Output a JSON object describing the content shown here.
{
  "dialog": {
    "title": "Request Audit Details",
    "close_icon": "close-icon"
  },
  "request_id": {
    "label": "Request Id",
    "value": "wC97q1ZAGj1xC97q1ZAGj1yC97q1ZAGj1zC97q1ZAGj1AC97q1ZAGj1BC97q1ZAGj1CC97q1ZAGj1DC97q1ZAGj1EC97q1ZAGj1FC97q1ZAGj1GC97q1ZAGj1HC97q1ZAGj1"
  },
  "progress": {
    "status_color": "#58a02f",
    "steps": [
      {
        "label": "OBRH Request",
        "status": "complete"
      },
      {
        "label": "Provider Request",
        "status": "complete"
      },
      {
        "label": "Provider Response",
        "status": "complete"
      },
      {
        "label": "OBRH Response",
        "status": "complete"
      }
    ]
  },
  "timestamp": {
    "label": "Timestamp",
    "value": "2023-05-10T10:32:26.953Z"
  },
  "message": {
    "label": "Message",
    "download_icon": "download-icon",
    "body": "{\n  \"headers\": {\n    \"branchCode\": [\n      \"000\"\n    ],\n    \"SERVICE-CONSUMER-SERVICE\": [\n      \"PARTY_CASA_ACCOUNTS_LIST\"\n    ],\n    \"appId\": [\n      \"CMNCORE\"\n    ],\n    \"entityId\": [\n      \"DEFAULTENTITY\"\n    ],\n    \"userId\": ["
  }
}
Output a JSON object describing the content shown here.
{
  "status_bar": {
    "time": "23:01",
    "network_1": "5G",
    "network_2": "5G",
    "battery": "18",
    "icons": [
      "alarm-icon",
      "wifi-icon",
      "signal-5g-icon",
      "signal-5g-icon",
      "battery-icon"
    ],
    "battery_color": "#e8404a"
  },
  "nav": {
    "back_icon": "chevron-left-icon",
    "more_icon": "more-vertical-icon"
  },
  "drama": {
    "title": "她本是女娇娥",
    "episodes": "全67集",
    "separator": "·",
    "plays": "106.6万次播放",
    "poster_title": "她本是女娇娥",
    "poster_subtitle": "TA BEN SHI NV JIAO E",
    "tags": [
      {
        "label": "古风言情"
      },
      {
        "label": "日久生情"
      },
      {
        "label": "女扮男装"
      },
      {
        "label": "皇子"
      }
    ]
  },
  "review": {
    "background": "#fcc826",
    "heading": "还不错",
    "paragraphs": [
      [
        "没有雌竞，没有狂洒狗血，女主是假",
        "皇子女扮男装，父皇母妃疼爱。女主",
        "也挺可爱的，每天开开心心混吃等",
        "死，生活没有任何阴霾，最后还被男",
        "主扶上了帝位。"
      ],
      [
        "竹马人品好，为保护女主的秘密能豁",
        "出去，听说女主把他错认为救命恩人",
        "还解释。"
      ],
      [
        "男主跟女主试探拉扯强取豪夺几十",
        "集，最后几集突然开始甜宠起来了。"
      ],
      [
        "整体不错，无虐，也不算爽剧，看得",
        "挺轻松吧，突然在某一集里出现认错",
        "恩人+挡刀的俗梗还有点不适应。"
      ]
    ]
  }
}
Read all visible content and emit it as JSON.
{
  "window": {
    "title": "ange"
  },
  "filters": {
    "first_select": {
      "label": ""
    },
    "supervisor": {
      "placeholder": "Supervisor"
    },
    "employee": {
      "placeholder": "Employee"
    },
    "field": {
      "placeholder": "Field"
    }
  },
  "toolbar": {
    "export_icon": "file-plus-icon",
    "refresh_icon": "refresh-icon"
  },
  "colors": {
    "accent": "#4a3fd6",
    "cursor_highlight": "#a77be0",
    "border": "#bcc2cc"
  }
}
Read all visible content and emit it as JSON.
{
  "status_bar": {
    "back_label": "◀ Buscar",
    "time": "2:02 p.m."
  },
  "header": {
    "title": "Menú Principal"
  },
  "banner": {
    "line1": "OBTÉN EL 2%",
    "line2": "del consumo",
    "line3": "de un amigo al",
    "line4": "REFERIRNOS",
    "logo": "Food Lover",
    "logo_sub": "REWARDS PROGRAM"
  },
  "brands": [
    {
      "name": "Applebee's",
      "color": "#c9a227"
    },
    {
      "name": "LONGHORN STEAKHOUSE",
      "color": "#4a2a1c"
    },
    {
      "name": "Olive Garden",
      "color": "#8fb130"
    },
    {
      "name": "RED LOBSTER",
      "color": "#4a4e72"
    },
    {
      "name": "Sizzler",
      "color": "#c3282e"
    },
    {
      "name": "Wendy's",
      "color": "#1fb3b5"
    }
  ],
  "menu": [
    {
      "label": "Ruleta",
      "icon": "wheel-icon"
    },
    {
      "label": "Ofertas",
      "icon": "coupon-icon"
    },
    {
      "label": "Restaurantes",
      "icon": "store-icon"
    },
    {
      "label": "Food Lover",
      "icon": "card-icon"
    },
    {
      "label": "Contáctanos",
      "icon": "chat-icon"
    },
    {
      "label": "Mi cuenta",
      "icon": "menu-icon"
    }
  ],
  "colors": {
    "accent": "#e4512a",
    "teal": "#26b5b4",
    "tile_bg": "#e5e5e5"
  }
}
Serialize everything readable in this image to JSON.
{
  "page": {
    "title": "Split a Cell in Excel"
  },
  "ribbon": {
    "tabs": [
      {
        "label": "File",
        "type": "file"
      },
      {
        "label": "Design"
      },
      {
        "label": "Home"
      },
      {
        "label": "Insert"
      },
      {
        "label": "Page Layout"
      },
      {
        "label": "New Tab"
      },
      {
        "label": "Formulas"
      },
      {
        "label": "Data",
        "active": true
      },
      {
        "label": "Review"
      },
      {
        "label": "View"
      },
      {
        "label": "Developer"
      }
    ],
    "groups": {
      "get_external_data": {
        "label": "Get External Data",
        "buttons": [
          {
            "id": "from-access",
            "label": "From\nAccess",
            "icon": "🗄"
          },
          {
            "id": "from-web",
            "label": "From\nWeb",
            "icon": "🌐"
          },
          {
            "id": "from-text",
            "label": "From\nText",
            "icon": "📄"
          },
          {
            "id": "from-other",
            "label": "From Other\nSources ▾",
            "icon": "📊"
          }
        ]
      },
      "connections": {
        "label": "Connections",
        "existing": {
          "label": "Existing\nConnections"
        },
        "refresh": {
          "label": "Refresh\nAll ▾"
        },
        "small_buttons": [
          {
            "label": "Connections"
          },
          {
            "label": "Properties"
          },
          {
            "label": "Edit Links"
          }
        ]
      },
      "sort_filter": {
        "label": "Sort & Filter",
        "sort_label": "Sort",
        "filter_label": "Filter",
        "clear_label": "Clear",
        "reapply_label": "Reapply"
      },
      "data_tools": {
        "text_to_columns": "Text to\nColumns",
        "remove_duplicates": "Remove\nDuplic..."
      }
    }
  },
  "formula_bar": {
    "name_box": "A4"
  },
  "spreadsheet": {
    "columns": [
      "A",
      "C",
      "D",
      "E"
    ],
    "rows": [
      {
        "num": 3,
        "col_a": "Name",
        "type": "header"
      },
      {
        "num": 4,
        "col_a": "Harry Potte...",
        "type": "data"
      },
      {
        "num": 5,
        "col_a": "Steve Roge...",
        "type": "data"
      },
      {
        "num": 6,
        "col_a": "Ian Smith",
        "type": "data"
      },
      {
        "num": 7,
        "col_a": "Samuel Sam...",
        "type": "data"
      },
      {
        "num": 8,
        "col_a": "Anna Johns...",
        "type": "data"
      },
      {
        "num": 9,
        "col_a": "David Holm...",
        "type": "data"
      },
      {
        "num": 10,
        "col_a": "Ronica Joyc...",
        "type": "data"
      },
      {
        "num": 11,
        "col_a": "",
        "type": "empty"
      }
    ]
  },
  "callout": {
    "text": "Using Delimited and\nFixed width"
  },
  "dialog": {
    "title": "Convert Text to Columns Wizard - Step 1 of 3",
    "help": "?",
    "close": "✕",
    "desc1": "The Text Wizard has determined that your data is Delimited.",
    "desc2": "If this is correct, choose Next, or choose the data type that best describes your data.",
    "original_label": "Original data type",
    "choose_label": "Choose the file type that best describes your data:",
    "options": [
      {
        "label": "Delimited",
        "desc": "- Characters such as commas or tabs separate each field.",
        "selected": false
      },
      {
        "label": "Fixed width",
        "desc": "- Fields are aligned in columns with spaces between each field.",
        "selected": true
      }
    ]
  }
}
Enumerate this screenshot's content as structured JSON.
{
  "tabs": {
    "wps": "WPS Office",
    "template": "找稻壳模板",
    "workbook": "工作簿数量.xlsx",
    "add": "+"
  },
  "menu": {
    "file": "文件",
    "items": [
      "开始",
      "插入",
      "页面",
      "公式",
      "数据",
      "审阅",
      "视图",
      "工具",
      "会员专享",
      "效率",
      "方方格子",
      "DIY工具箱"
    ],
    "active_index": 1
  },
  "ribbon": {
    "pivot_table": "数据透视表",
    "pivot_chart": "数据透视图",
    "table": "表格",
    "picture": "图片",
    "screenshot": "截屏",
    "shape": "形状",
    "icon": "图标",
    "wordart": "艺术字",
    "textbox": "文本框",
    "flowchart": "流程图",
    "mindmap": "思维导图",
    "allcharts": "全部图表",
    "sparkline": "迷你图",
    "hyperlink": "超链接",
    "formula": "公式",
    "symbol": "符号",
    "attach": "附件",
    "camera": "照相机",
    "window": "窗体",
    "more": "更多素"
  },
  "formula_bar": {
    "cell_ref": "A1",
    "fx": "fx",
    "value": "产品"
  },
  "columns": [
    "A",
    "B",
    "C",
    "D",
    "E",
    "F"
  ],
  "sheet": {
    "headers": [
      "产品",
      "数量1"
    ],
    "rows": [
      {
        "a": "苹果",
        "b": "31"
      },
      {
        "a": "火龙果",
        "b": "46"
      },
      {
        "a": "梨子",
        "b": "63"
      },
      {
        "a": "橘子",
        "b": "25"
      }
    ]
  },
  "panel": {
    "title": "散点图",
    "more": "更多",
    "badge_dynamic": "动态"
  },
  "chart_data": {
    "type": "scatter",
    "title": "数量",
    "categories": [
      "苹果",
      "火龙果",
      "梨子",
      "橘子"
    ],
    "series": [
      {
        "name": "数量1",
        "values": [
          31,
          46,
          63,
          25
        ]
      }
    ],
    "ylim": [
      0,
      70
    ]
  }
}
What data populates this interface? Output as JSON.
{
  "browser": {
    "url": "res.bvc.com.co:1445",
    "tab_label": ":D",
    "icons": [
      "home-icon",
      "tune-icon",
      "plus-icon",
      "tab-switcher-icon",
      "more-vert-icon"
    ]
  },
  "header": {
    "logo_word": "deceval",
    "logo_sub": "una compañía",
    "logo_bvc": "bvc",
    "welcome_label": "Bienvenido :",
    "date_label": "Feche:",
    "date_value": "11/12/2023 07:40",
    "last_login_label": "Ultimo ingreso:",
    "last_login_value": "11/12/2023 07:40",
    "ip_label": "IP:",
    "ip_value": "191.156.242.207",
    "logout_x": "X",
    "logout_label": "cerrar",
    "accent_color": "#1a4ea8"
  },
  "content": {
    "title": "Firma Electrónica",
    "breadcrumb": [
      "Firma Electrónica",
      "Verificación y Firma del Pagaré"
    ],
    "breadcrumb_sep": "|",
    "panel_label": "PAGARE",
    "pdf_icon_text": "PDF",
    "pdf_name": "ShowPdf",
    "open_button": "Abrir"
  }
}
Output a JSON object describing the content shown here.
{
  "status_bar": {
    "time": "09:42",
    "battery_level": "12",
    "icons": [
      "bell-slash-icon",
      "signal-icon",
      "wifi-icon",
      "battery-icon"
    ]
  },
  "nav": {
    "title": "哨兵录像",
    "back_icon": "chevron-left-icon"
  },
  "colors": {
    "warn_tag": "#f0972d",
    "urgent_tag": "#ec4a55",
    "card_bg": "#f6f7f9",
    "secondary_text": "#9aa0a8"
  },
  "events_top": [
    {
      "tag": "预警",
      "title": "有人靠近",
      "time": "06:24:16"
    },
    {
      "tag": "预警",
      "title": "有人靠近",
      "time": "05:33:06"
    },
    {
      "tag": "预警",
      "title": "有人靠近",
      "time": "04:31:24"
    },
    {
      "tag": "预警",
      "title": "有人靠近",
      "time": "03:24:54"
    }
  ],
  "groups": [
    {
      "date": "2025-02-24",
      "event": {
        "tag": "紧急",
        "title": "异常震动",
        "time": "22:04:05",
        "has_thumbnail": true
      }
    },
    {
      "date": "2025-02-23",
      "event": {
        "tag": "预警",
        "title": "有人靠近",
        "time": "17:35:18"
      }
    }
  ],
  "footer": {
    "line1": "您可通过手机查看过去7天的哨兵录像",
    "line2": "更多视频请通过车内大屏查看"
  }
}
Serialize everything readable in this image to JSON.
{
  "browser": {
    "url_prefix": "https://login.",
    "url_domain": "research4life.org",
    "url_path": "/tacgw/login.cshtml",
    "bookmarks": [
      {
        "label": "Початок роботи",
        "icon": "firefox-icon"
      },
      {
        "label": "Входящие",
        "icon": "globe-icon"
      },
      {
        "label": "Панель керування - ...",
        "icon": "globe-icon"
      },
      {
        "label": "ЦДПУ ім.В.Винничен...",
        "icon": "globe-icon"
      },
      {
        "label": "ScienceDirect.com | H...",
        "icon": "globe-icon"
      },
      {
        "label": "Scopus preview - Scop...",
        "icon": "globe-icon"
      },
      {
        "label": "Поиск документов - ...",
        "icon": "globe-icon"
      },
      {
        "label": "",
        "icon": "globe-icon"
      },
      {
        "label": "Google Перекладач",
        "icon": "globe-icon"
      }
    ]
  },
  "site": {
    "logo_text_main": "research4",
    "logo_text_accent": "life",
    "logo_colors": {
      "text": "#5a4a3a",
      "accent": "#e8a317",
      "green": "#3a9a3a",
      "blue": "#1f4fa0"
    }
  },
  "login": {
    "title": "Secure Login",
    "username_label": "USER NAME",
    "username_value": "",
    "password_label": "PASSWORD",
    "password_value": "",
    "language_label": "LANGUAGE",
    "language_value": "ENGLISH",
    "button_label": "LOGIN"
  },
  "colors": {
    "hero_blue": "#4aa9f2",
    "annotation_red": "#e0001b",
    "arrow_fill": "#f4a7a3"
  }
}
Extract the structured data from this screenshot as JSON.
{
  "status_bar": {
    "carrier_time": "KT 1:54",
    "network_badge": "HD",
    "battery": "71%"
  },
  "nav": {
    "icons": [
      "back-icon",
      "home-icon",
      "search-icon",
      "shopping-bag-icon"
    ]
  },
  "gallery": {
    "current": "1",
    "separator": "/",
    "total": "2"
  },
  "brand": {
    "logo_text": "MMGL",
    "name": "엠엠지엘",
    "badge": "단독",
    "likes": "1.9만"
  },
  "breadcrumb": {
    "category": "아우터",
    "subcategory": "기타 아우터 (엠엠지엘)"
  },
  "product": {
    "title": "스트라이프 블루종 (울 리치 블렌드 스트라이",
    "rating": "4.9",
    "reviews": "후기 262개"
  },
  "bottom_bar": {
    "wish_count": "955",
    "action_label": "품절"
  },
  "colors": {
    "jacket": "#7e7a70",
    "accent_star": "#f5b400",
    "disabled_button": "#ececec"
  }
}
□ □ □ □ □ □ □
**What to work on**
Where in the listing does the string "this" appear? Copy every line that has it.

**Task answer**
Serialize everything readable in this image to JSON.
    "desc2": "If this is correct, choose Next, or choose the data type that best describes your data.",
Enumerate this screenshot's content as structured JSON.
What data populates this interface? Output as JSON.
Serialize everything readable in this image to JSON.
Extract the structured data from this screenshot as JSON.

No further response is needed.